You'll explore a fascinating world of creative art from one of the world's best-known ice sculptors. Included are discussions of the basics of ice sculpture, the tools needed and how they are used and elementary techniques such as joining ice and methods for carving spheres and columns. Focuses on the author's explanation of his own works including birds, fishes, animals, flowers and abstract works. Photos of some of his most famous designs complete this book.
     

Ice, a common crystal in nature, becomes anything but common when used by chefs and artists to create ice sculptures.  The sculpture only lasts a short time, but likely will be remembered by all who see it.

An ice sculpture adds a truly unique feature an elegant function.  Weddings feature carved swans, award banquets showcase trophies designed from ice, while cruise lines welcome guests with carved figures over 10 feet high.  Every year Alaska plays host to the World Ice Art Championship

Not all ice sculptures are done by professionals.  Consider trying it yourself.
  
As with any artistic piece, the finished ice sculpture relies on the carver’s preparatory drawing. To make a good product the best quality tools are required. Buy good tools, sharpen them regularly, and store them properly. The quality of your finished sculpture will reflect the quality of your tools.

Steps involved with ice sculpting

Choose a design
Prepare the template
Select the ice
Prepare the tools
Storing the sculpture
Display your masterpiece

For your own safety it is a good idea to have a sculpting buddy. A sculpting buddy is a second set of eyes adding safety and creativity to the process. Your buddy can share the weight when lifting ice, making for a safer and lighter load.

Keep in mind the display environment.
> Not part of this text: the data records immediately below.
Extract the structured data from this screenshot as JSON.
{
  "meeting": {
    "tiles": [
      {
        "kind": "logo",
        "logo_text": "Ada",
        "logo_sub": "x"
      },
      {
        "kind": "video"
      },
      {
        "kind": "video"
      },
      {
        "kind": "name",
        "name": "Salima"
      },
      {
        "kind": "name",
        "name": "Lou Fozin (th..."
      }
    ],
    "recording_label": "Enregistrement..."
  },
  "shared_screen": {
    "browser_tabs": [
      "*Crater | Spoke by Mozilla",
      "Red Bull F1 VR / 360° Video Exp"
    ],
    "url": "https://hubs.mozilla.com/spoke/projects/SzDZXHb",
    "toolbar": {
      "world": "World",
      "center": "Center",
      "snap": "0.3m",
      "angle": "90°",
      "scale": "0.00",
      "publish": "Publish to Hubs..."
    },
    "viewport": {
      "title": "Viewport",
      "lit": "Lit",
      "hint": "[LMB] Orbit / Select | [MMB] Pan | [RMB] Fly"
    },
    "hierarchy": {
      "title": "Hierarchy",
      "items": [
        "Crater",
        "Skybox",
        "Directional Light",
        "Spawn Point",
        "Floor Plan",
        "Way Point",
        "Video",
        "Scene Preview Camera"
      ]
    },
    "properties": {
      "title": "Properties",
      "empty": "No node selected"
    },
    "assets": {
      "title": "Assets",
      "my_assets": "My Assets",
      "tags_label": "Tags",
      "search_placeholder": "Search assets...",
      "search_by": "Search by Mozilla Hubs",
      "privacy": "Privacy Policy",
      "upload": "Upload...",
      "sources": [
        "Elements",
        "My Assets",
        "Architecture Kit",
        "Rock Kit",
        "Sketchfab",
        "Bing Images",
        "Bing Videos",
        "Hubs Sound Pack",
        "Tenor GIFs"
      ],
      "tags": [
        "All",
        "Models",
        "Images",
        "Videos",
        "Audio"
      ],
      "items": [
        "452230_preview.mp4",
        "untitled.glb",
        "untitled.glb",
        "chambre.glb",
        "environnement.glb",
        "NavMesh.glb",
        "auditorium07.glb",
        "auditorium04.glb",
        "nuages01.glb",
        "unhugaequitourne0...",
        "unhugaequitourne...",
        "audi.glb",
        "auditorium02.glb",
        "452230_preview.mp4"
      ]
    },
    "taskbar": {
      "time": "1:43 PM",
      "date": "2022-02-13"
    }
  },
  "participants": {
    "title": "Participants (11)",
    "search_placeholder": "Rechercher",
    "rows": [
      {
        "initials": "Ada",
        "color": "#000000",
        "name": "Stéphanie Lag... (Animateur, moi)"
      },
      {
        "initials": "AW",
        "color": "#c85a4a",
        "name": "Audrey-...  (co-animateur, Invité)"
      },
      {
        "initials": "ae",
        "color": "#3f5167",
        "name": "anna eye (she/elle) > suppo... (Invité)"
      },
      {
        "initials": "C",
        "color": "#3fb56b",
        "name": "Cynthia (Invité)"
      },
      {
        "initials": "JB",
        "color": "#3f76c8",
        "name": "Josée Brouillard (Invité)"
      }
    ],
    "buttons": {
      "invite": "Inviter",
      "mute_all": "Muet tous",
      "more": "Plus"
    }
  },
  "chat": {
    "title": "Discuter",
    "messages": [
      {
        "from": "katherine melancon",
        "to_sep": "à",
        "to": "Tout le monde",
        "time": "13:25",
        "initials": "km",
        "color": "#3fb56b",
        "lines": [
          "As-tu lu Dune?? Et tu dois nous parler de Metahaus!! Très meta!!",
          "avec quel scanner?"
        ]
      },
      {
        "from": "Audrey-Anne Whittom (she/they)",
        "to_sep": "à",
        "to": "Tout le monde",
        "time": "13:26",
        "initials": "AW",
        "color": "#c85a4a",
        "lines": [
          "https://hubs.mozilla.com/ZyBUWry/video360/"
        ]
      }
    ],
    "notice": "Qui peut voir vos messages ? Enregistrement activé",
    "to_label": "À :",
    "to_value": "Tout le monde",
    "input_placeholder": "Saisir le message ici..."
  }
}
Weather, temperature, lighting, room dimension, traffic patterns, dining and buffet set-ups, and many other factors will affect a sculpture’s stability. An ice sculpture artist needs to plan to execute a brilliant ice sculpture!

Article by: St. Louis Public Library staff